                        What would be his motivation for saying that, but in a cryptic manner?
                        Why not put it more clearly? Like this...

                        number one squealed a bit couldn't finish straight off
                        Two options here, I think.

                        Either the author of the message liked to keep people guessing, or he was so wrapped up in himself that he never gave a thought to whether anyone might find it ambiguous.

                        That could apply equally to a serial killer or graffiti artist.

                        Love,

                        Caz
                        X
                        "Comedy is simply a funny way of being serious." Peter Ustinov


                        Comment


                        • Originally posted by Michael W Richards View Post
                          So its understood, I dont yet believe the man who killed in Mitre Square was the same man that killed Annie or Polly, so..

                          Forget to mention to Caz, I believe Kate agreed to meet someone outside Mitre Square that night. Might have been midnight, before she found herself in jail. So he is waiting for her...is he part of the group thats breaking into the Post Office just around the corner that weekend? Maybe. But he is there to shut her up. And mark her for her perceived betrayal.
                          Remind me, Michael, when did Eddowes and her partner return from the hopping in Kent; how long had they been there; and what opportunities did she have on her return to engage with these active criminals, make an enemy of them and then arrange to meet one of them, not realising he had it in for her?

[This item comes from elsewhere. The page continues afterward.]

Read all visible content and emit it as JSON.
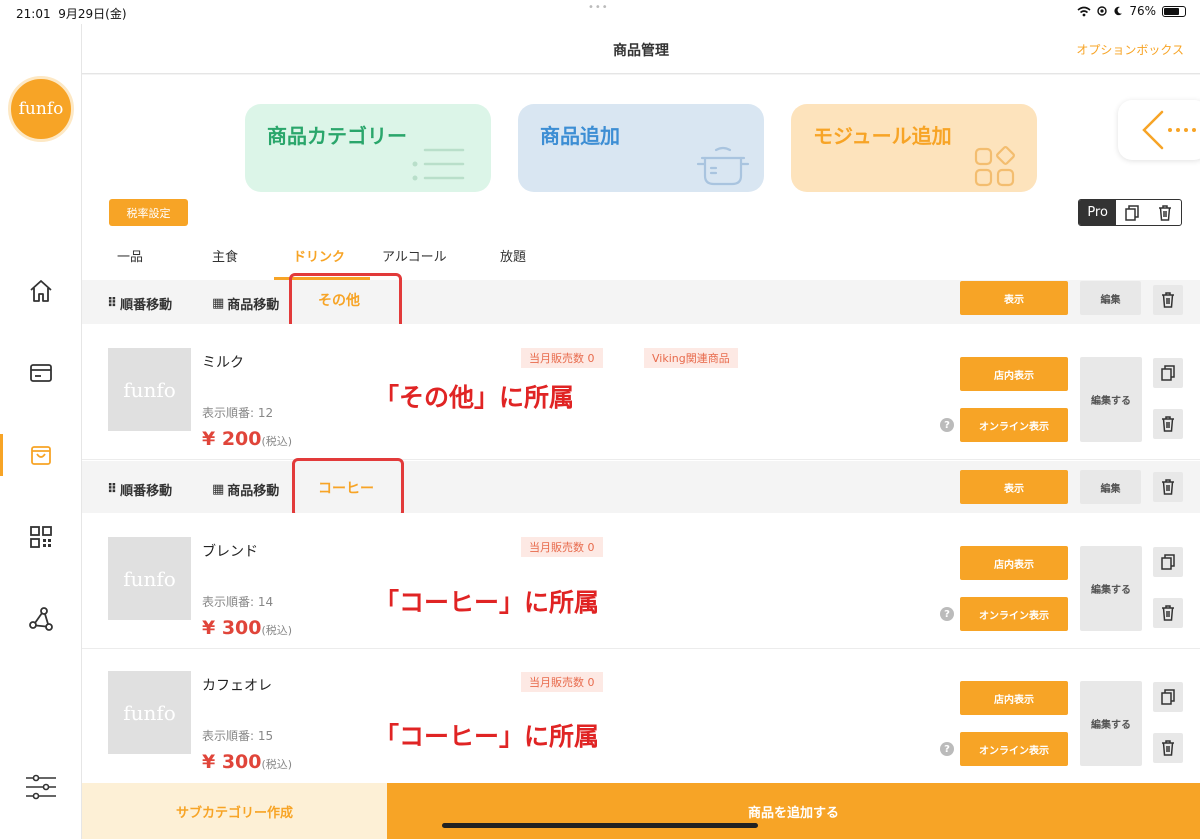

                          This isn't a tv drama, where you write your own script. Eddowes wasn't anywhere near Whitechapel when women in very similar circumstances were being attacked and killed outdoors by an unknown knifeman who inflicted frightful wounds. She didn't have the same personal experience of going out alone at night, through most of August and September, in the wake of Tabram's murder, constantly worrying that she could be next, and assumed she was able to look after herself. That made her particularly vulnerable to a man intent on murder and mutilation, when she emerged from the police station, thinking more about the hiding she'd get from her partner for turning up hours late with no money than whether the knifeman formerly known as 'Leather Apron' would get her.

                          Love,

                          Caz
                          X

                          "Comedy is simply a funny way of being serious." Peter Ustinov


                          Comment


                          • Originally posted by c.d. View Post
                            It can also quite easily be interpreted as pro Jewish -- The Jews are tired of being blamed for things they didn't do.

                            c.d.
                            But if people falsely blamed me for letting my dog foul the footpath every day [I don't have a dog], or blamed me every time their cat was attacked [when my cat Monty is just as likely to be on the receiving end], I wouldn't put up a small, neatly formed message on the front wall of my own house to say I was fed up with being blamed for things I don't do or can't help.

                            More likely, I'd find a semi-literate rant on my wall from the idiot doing all the accusing.

                            Love,

                            Caz
                            X
                            "Comedy is simply a funny way of being serious." Peter Ustinov


                            Comment


                            • Hello Caz,

                              But what if the author (and I am assuming here that he was not the killer) was Jewish and wanted to inspire the troops as it were and encourage his fellow Jews to speak up and not be so docile? Wouldn't he have written the message where his fellow Jews would see it?

                              c.d.

                              Comment


                              • Or a schoolkid who resided in the building chalked the message just after listening to his father complain over evening supper about being bilked in the market.

                                Comment

                                Working...
                                X